But the other items on the list point to how comphet is more than just dating men even if you don’t really want to be with them: It’s a whole life thing.
Being a lesbian dealing with comphet means coming to terms with the fact that you aren’t “normal” the way society expects you to be, and losing the heterosexual future family the world made you believe you should have can be really sad.
Comphet is something we’ve been exposed to since birth, and so looking inward and studying how it’s affected who we are — and from there, understanding how fundamentally different we are not just from others, but from the self we thought we were — can feel very isolating.
In this TikTok, Emma’s story of how she realized she was a lesbian is a funny take on the comphet experience. But it’s also a reminder that even though dealing with comphet can be hard, finally seeing yourself clearly after pretending for so long can also be pretty freeing.
That, and maybe all we need is a lesbian therapist.
If you can’t afford a therapist, then Kat Blaque’s 51-second TikTok is a pretty good alternative for dealing with comphet.
From very early on, we’re taught that it’s our job to make men happy.
We have to dress pretty for them, change how we walk and talk to be attractive to them (but not too attractive that they can’t take us seriously), and then through hard work, someday we’ll be fulfilled once they fall in love with us.
But Kat — in stunning make-up, no less — says something deceptively simple: Straight men are not a prize for us to win. “I’m not walking through this world… just waiting to be valuable to a heterosexual man. No!”
And this lesson isn’t just for the lesbians of the world. It’s for every woman. Once you realize it’s not your job to please men, then it’s much easier to enter relationships because you want to, and leave them if you want to.
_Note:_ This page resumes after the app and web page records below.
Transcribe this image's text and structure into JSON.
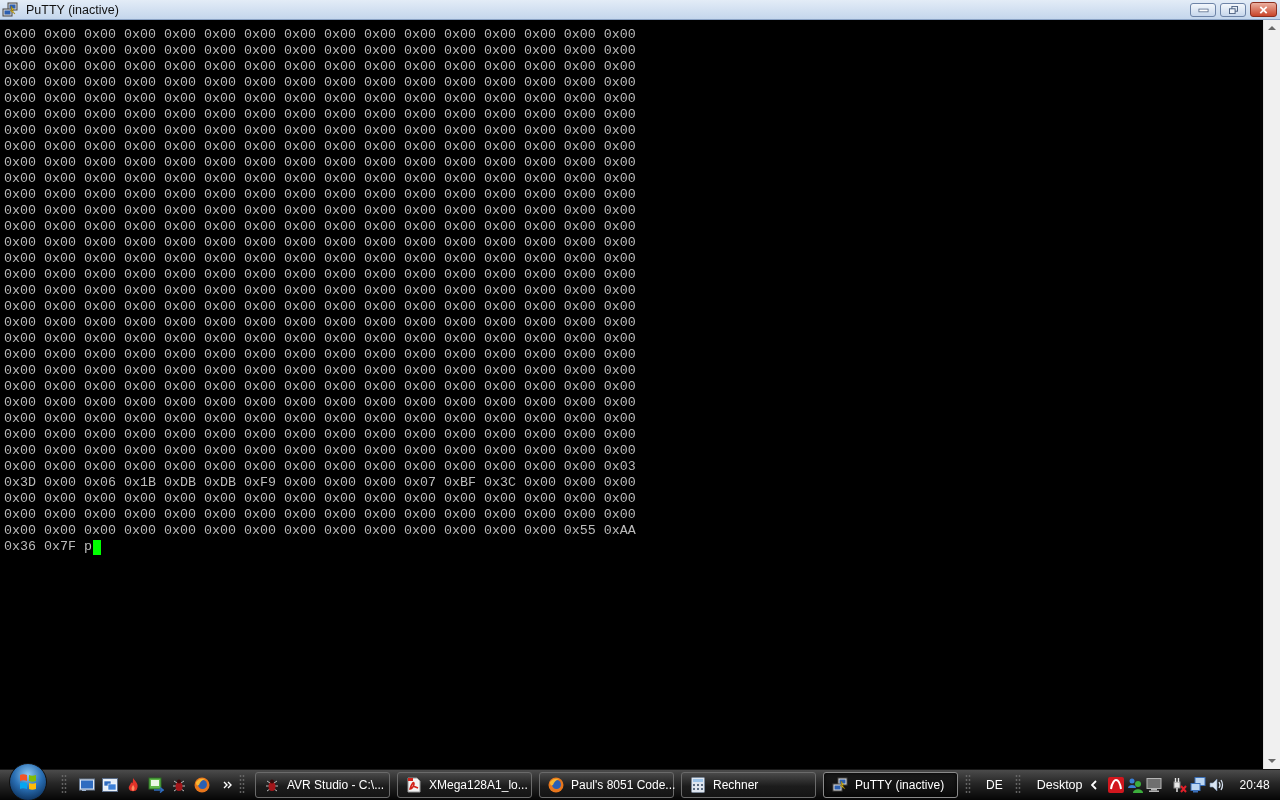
{
  "window": {
    "title": "PuTTY (inactive)"
  },
  "terminal": {
    "lines": [
      "0x00 0x00 0x00 0x00 0x00 0x00 0x00 0x00 0x00 0x00 0x00 0x00 0x00 0x00 0x00 0x00",
      "0x00 0x00 0x00 0x00 0x00 0x00 0x00 0x00 0x00 0x00 0x00 0x00 0x00 0x00 0x00 0x00",
      "0x00 0x00 0x00 0x00 0x00 0x00 0x00 0x00 0x00 0x00 0x00 0x00 0x00 0x00 0x00 0x00",
      "0x00 0x00 0x00 0x00 0x00 0x00 0x00 0x00 0x00 0x00 0x00 0x00 0x00 0x00 0x00 0x00",
      "0x00 0x00 0x00 0x00 0x00 0x00 0x00 0x00 0x00 0x00 0x00 0x00 0x00 0x00 0x00 0x00",
      "0x00 0x00 0x00 0x00 0x00 0x00 0x00 0x00 0x00 0x00 0x00 0x00 0x00 0x00 0x00 0x00",
      "0x00 0x00 0x00 0x00 0x00 0x00 0x00 0x00 0x00 0x00 0x00 0x00 0x00 0x00 0x00 0x00",
      "0x00 0x00 0x00 0x00 0x00 0x00 0x00 0x00 0x00 0x00 0x00 0x00 0x00 0x00 0x00 0x00",
      "0x00 0x00 0x00 0x00 0x00 0x00 0x00 0x00 0x00 0x00 0x00 0x00 0x00 0x00 0x00 0x00",
      "0x00 0x00 0x00 0x00 0x00 0x00 0x00 0x00 0x00 0x00 0x00 0x00 0x00 0x00 0x00 0x00",
      "0x00 0x00 0x00 0x00 0x00 0x00 0x00 0x00 0x00 0x00 0x00 0x00 0x00 0x00 0x00 0x00",
      "0x00 0x00 0x00 0x00 0x00 0x00 0x00 0x00 0x00 0x00 0x00 0x00 0x00 0x00 0x00 0x00",
      "0x00 0x00 0x00 0x00 0x00 0x00 0x00 0x00 0x00 0x00 0x00 0x00 0x00 0x00 0x00 0x00",
      "0x00 0x00 0x00 0x00 0x00 0x00 0x00 0x00 0x00 0x00 0x00 0x00 0x00 0x00 0x00 0x00",
      "0x00 0x00 0x00 0x00 0x00 0x00 0x00 0x00 0x00 0x00 0x00 0x00 0x00 0x00 0x00 0x00",
      "0x00 0x00 0x00 0x00 0x00 0x00 0x00 0x00 0x00 0x00 0x00 0x00 0x00 0x00 0x00 0x00",
      "0x00 0x00 0x00 0x00 0x00 0x00 0x00 0x00 0x00 0x00 0x00 0x00 0x00 0x00 0x00 0x00",
      "0x00 0x00 0x00 0x00 0x00 0x00 0x00 0x00 0x00 0x00 0x00 0x00 0x00 0x00 0x00 0x00",
      "0x00 0x00 0x00 0x00 0x00 0x00 0x00 0x00 0x00 0x00 0x00 0x00 0x00 0x00 0x00 0x00",
      "0x00 0x00 0x00 0x00 0x00 0x00 0x00 0x00 0x00 0x00 0x00 0x00 0x00 0x00 0x00 0x00",
      "0x00 0x00 0x00 0x00 0x00 0x00 0x00 0x00 0x00 0x00 0x00 0x00 0x00 0x00 0x00 0x00",
      "0x00 0x00 0x00 0x00 0x00 0x00 0x00 0x00 0x00 0x00 0x00 0x00 0x00 0x00 0x00 0x00",
      "0x00 0x00 0x00 0x00 0x00 0x00 0x00 0x00 0x00 0x00 0x00 0x00 0x00 0x00 0x00 0x00",
      "0x00 0x00 0x00 0x00 0x00 0x00 0x00 0x00 0x00 0x00 0x00 0x00 0x00 0x00 0x00 0x00",
      "0x00 0x00 0x00 0x00 0x00 0x00 0x00 0x00 0x00 0x00 0x00 0x00 0x00 0x00 0x00 0x00",
      "0x00 0x00 0x00 0x00 0x00 0x00 0x00 0x00 0x00 0x00 0x00 0x00 0x00 0x00 0x00 0x00",
      "0x00 0x00 0x00 0x00 0x00 0x00 0x00 0x00 0x00 0x00 0x00 0x00 0x00 0x00 0x00 0x00",
      "0x00 0x00 0x00 0x00 0x00 0x00 0x00 0x00 0x00 0x00 0x00 0x00 0x00 0x00 0x00 0x03",
      "0x3D 0x00 0x06 0x1B 0xDB 0xDB 0xF9 0x00 0x00 0x00 0x07 0xBF 0x3C 0x00 0x00 0x00",
      "0x00 0x00 0x00 0x00 0x00 0x00 0x00 0x00 0x00 0x00 0x00 0x00 0x00 0x00 0x00 0x00",
      "0x00 0x00 0x00 0x00 0x00 0x00 0x00 0x00 0x00 0x00 0x00 0x00 0x00 0x00 0x00 0x00",
      "0x00 0x00 0x00 0x00 0x00 0x00 0x00 0x00 0x00 0x00 0x00 0x00 0x00 0x00 0x55 0xAA",
      "0x36 0x7F p"
    ],
    "cursor_visible": true
  },
  "taskbar": {
    "tasks": [
      {
        "label": "AVR Studio - C:\\...",
        "kind": "debugger",
        "selected": false
      },
      {
        "label": "XMega128A1_lo...",
        "kind": "pdf",
        "selected": false
      },
      {
        "label": "Paul's 8051 Code...",
        "kind": "browser",
        "selected": false
      },
      {
        "label": "Rechner",
        "kind": "calculator",
        "selected": false
      },
      {
        "label": "PuTTY (inactive)",
        "kind": "terminal",
        "selected": true
      }
    ],
    "language": "DE",
    "desktop_toolbar": "Desktop",
    "clock": "20:48"
  }
}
Once we de-center men from our lives, we’re more able to make choices that reflect our own feelings and are geared towards our own happiness.
Last but not least, this TikTok from Tam is a reminder that there’s no deadline. It’s not always easy to figure out if you’re a lesbian or not, so there’s no “correct” timeline for dealing with comphet.
Remember: There’s No Pressure
There’s a certain comfort in labels, especially when it comes to identity. It’s a way to ground yourself and feel like you belong to a greater community that understands you.
But in your journey towards self-discovery, especially with regard to something as complex and as fluid as gender and sexuality, know that there’s no need to pressure yourself.
In answering the question of whether you are bi or a lesbian with comphet issues, give yourself as much time as you need, and don’t feel like you need to stick to one label or the other over time.
The thing with comphet is that it’s compulsory — it happens without us often even thinking about our own choices. This leads to less than meaningful relationships where we’re unhappy but don’t know why.
So the important part of the journey is that you’re checking in with yourself, examining your thoughts and your feelings, and thinking about what relationship, label, or setup is best for you.
And so, if you’re looking inward and finding that you’re still not sure what label fits best, then that’s okay. Adrienne Rich talked about comphet as consistent denials of feeling, so the one hard rule I’d recommend is to be honest and acknowledge how you feel, and then go from there.